Description of the task:
Go through the data below. Pull out every line that has the word "title".

Page and application data records:
________________________________________

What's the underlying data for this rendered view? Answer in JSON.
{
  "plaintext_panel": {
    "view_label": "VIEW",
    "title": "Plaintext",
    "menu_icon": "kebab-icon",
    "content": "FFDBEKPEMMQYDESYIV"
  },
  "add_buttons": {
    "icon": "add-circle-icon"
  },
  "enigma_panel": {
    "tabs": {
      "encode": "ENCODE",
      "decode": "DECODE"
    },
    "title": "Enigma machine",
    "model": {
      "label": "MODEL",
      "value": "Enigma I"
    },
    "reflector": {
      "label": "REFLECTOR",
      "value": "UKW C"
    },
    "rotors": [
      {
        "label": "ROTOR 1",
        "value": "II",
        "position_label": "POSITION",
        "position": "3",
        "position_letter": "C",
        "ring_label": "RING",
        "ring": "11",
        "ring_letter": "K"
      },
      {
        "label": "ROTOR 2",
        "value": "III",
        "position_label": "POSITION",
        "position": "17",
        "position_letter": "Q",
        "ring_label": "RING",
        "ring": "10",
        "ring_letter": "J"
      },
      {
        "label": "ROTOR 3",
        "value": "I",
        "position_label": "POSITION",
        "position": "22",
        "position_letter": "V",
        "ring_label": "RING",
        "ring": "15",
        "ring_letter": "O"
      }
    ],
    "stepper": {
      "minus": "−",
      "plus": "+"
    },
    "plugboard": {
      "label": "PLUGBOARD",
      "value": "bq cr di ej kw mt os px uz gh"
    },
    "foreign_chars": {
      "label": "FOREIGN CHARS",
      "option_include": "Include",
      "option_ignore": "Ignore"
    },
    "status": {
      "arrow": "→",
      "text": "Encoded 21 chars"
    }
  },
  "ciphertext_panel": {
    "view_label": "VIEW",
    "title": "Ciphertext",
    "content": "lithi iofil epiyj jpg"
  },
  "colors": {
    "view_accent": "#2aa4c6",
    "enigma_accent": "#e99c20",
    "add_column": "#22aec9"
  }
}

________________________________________

Solution for this task:
    "title": "Plaintext",
    "title": "Enigma machine",
    "title": "Ciphertext",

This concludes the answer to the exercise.